“You never get a second chance to make a first impression.” This saying is especially true for eCommerce sellers. Earning and keeping buyer trust is essential when you sell products online. It’s even more important when your platform of choice is the Amazon marketplace because you also need to maintain Amazon’s trust in you as a seller.
It’s no secret that Amazon takes pride in delivering an exceptional customer experience. As a third-party seller, your Amazon reputation is key to your relationship with prospective buyers as well as with Amazon itself.
Let’s explore why your seller reputation matters so much, and exactly what you can do to build and protect that reputation in the coming months.
Your Public Reputation
Seller feedback, customer reviews, product listings, social media, and any external websites, as well as listings on other marketplaces, are all pieces of your overall seller reputation. As you build your brand on and off Amazon, it’s important to think about what prospective buyers see when they search for your products. Are you monitoring your social media pages and participating in conversations? Do you respond to customer reviews in a timely manner? What are you doing to earn buyer trust? If you’re selling in an ultra-competitive niche, what makes your product offerings stand out from the rest?
When it comes to selling on the Amazon marketplace, your external reputation matters a lot. Amazon wants third-party sellers who can deliver the type of customer experience that consumers have come to expect from one of the world’s largest companies. From delivery speed to customer reviews, every part of the overall buyer experience is reflective of your brand as well as Amazon’s.
1. Know Your Reputation Metrics
Seller feedback and customer reviews come into play again behind the scenes as a byproduct of your performance as an Amazon seller. While both can impact customer trust and potentially even your conversion rate, they are also essential to your internal Amazon reputation. Learning how to monitor these metrics and take proactive steps to improve them can help you meet eligibility requirements for special Amazon programs like Subscribe and Save and Seller-Fulfilled Prime. Amazon looks to these customer satisfaction metrics as well as your contact response time to determine whether or not you are providing a positive experience for buyers.
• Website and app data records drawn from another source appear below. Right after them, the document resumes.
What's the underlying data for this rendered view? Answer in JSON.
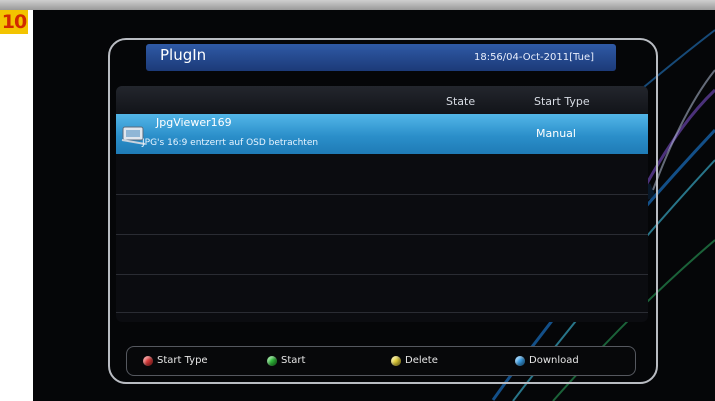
{
  "badge": "10",
  "header": {
    "title": "PlugIn",
    "datetime": "18:56/04-Oct-2011[Tue]"
  },
  "table": {
    "columns": [
      "State",
      "Start Type"
    ],
    "rows": [
      {
        "name": "JpgViewer169",
        "description": "JPG's 16:9 entzerrt auf OSD betrachten",
        "state": "",
        "start_type": "Manual",
        "icon": "plugin-icon"
      }
    ]
  },
  "footer": {
    "keys": [
      {
        "label": "Start Type",
        "color": "#e23a3a",
        "icon": "red-key-icon"
      },
      {
        "label": "Start",
        "color": "#2fbf3a",
        "icon": "green-key-icon"
      },
      {
        "label": "Delete",
        "color": "#e8d43a",
        "icon": "yellow-key-icon"
      },
      {
        "label": "Download",
        "color": "#3aa2ec",
        "icon": "blue-key-icon"
      }
    ]
  },
  "colors": {
    "accent": "#2b8fca",
    "title_bar": "#2f5aa6",
    "background": "#050608"
  }
}
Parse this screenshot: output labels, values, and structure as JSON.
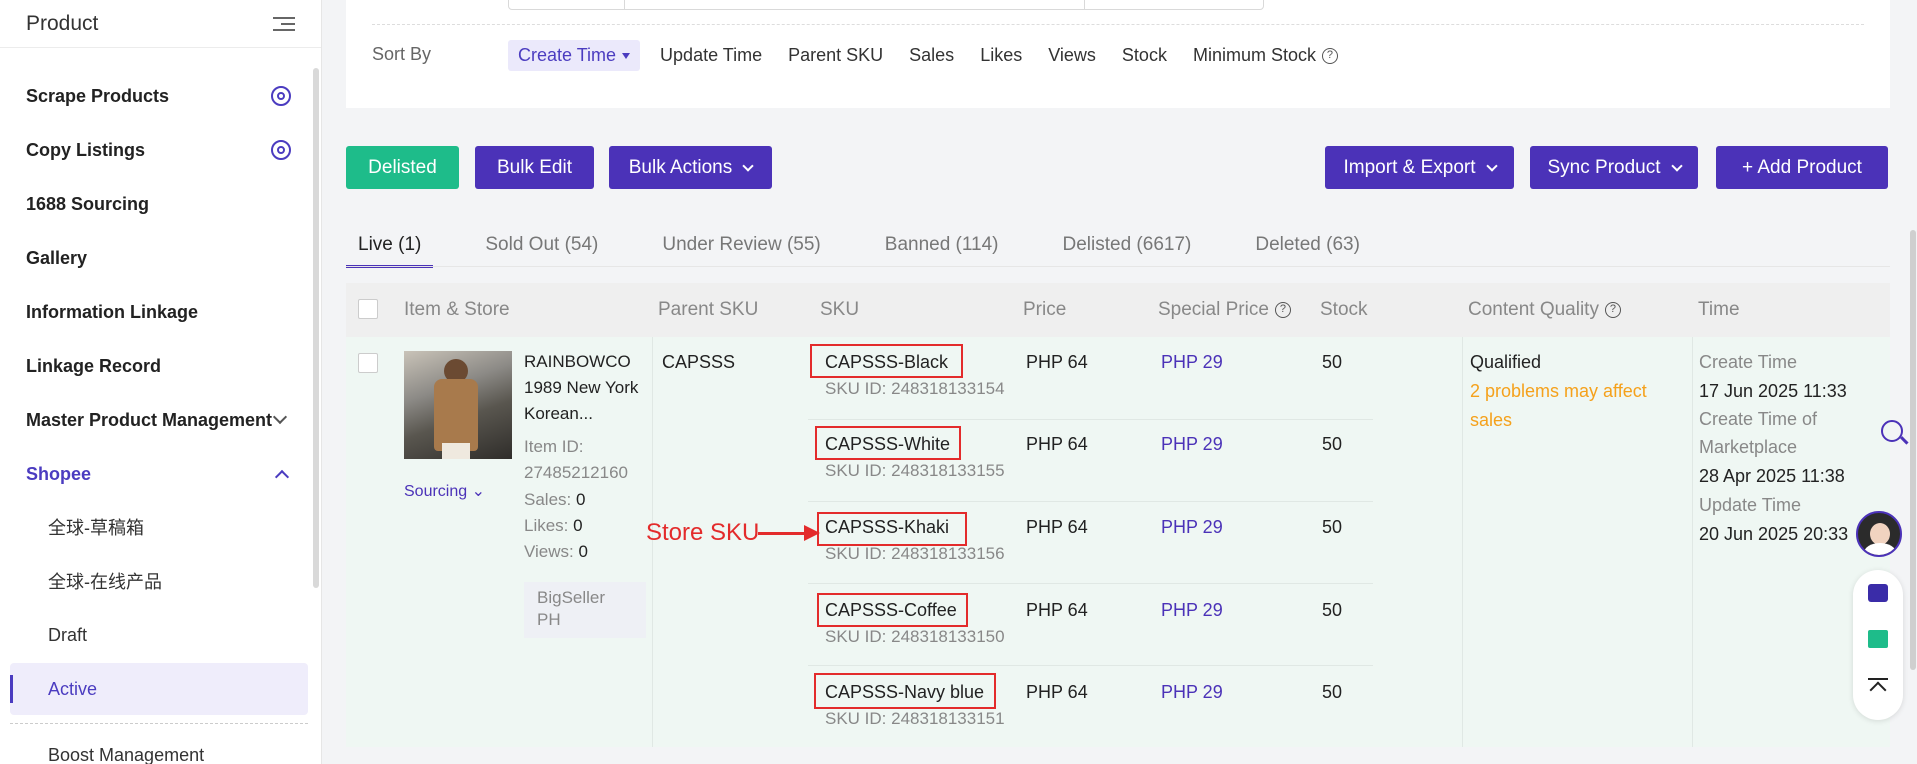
{
  "sidebar": {
    "title": "Product",
    "items": [
      {
        "label": "Scrape Products"
      },
      {
        "label": "Copy Listings"
      },
      {
        "label": "1688 Sourcing"
      },
      {
        "label": "Gallery"
      },
      {
        "label": "Information Linkage"
      },
      {
        "label": "Linkage Record"
      },
      {
        "label": "Master Product Management"
      },
      {
        "label": "Shopee"
      }
    ],
    "sub_items": [
      {
        "label": "全球-草稿箱"
      },
      {
        "label": "全球-在线产品"
      },
      {
        "label": "Draft"
      },
      {
        "label": "Active"
      },
      {
        "label": "Boost Management"
      }
    ]
  },
  "sort": {
    "label": "Sort By",
    "options": [
      "Create Time",
      "Update Time",
      "Parent SKU",
      "Sales",
      "Likes",
      "Views",
      "Stock",
      "Minimum Stock"
    ]
  },
  "toolbar": {
    "delisted": "Delisted",
    "bulk_edit": "Bulk Edit",
    "bulk_actions": "Bulk Actions",
    "import_export": "Import & Export",
    "sync_product": "Sync Product",
    "add_product": "+ Add Product"
  },
  "tabs": [
    {
      "label": "Live (1)"
    },
    {
      "label": "Sold Out (54)"
    },
    {
      "label": "Under Review (55)"
    },
    {
      "label": "Banned (114)"
    },
    {
      "label": "Delisted (6617)"
    },
    {
      "label": "Deleted (63)"
    }
  ],
  "table": {
    "headers": [
      "Item & Store",
      "Parent SKU",
      "SKU",
      "Price",
      "Special Price",
      "Stock",
      "Content Quality",
      "Time"
    ],
    "product": {
      "name_lines": [
        "RAINBOWCO",
        "1989 New York",
        "Korean..."
      ],
      "item_id_label": "Item ID:",
      "item_id": "27485212160",
      "sales": {
        "label": "Sales:",
        "value": "0"
      },
      "likes": {
        "label": "Likes:",
        "value": "0"
      },
      "views": {
        "label": "Views:",
        "value": "0"
      },
      "store_lines": [
        "BigSeller",
        "PH"
      ],
      "sourcing": "Sourcing",
      "parent_sku": "CAPSSS",
      "quality": "Qualified",
      "quality_note_lines": [
        "2 problems may affect",
        "sales"
      ],
      "time": {
        "create_label": "Create Time",
        "create": "17 Jun 2025 11:33",
        "market_label_lines": [
          "Create Time of",
          "Marketplace"
        ],
        "market": "28 Apr 2025 11:38",
        "update_label": "Update Time",
        "update": "20 Jun 2025 20:33"
      }
    },
    "variants": [
      {
        "sku": "CAPSSS-Black",
        "sku_id": "SKU ID: 248318133154",
        "price": "PHP 64",
        "special": "PHP 29",
        "stock": "50"
      },
      {
        "sku": "CAPSSS-White",
        "sku_id": "SKU ID: 248318133155",
        "price": "PHP 64",
        "special": "PHP 29",
        "stock": "50"
      },
      {
        "sku": "CAPSSS-Khaki",
        "sku_id": "SKU ID: 248318133156",
        "price": "PHP 64",
        "special": "PHP 29",
        "stock": "50"
      },
      {
        "sku": "CAPSSS-Coffee",
        "sku_id": "SKU ID: 248318133150",
        "price": "PHP 64",
        "special": "PHP 29",
        "stock": "50"
      },
      {
        "sku": "CAPSSS-Navy blue",
        "sku_id": "SKU ID: 248318133151",
        "price": "PHP 64",
        "special": "PHP 29",
        "stock": "50"
      }
    ]
  },
  "annotation": {
    "label": "Store SKU"
  },
  "colors": {
    "accent": "#4b32b8",
    "green": "#1ebc8a",
    "warning": "#f5a11b",
    "annotation": "#e32b2b"
  }
}
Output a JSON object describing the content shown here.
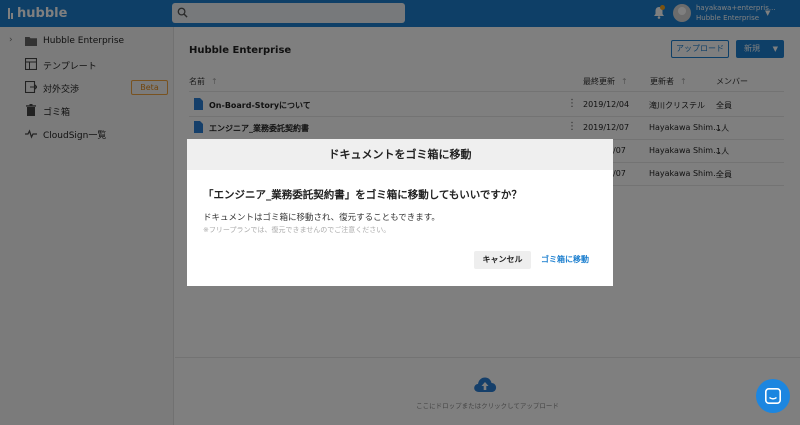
{
  "header": {
    "logo": "hubble",
    "search_placeholder": "",
    "user_email": "hayakawa+enterpris...",
    "user_org": "Hubble Enterprise"
  },
  "sidebar": {
    "items": [
      {
        "label": "Hubble Enterprise",
        "icon": "folder-icon"
      },
      {
        "label": "テンプレート",
        "icon": "template-icon"
      },
      {
        "label": "対外交渉",
        "icon": "external-negotiation-icon",
        "badge": "Beta"
      },
      {
        "label": "ゴミ箱",
        "icon": "trash-icon"
      },
      {
        "label": "CloudSign一覧",
        "icon": "cloudsign-icon"
      }
    ]
  },
  "main": {
    "title": "Hubble Enterprise",
    "upload_label": "アップロード",
    "new_label": "新規",
    "columns": {
      "name": "名前",
      "updated": "最終更新",
      "updater": "更新者",
      "members": "メンバー"
    },
    "rows": [
      {
        "name": "On-Board-Storyについて",
        "date": "2019/12/04",
        "updater": "滝川クリステル",
        "members": "全員"
      },
      {
        "name": "エンジニア_業務委託契約書",
        "date": "2019/12/07",
        "updater": "Hayakawa Shim...",
        "members": "1人"
      },
      {
        "name": "",
        "date": "/07",
        "updater": "Hayakawa Shim...",
        "members": "1人"
      },
      {
        "name": "",
        "date": "/07",
        "updater": "Hayakawa Shim...",
        "members": "全員"
      }
    ],
    "dropzone_text": "ここにドロップまたはクリックしてアップロード"
  },
  "dialog": {
    "title": "ドキュメントをゴミ箱に移動",
    "question": "「エンジニア_業務委託契約書」をゴミ箱に移動してもいいですか？",
    "body": "ドキュメントはゴミ箱に移動され、復元することもできます。",
    "note": "※フリープランでは、復元できませんのでご注意ください。",
    "cancel_label": "キャンセル",
    "confirm_label": "ゴミ箱に移動"
  },
  "colors": {
    "brand": "#1c7fcf",
    "beta": "#f0a440",
    "overlay": "rgba(0,0,0,0.5)"
  }
}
2. Monitor Your Seller Reputation
Create a reputation management process for your Amazon business. Consider designating a team member to respond to customer service inquiries in a timely manner and to regularly monitor your customer reviews. You can comment on your reviews to thank buyers for taking the time to leave a rating or to respond to a concern raised that others may have, such as a product quality issue that you are working to resolve. (Be sure to always follow Amazon’s Community Guidelines when commenting on a review.) You’ll also want to be sure to watch your social media accounts and email for any customer communication that requires a response.
Monitoring your Amazon ratings as well as other forums will help you and your team present a cohesive brand to prospective buyers. It also increases buyer trust, because when customers see that your company responds to valid inquiries, they know that they can contact you if they have a question or concern.
3. Build Your Reputation
The best way to keep your seller reputation healthy is to regularly request seller feedback and customer reviews. Never offer any incentive, discount, or other compensation in exchange for a review on the Amazon marketplace. Be sure to familiarize yourself and your team with Amazon’s guidelines for communicating with buyers. Things change rapidly in the eCommerce space, so it’s important to make sure that you are following the rules.
The eComEngine team is dedicated to helping sellers succeed in the Amazon marketplace. Our FeedbackFive tool was designed to make it simple to send customized seller feedback and product review requests through the Buyer-Seller Messaging service.
Becky Trowbridge is the Managing Content Editor at eComEngine, where she regularly writes about eCommerce trends. When she’s not writing or managing content, she enjoys spending time outdoors and trying new recipes.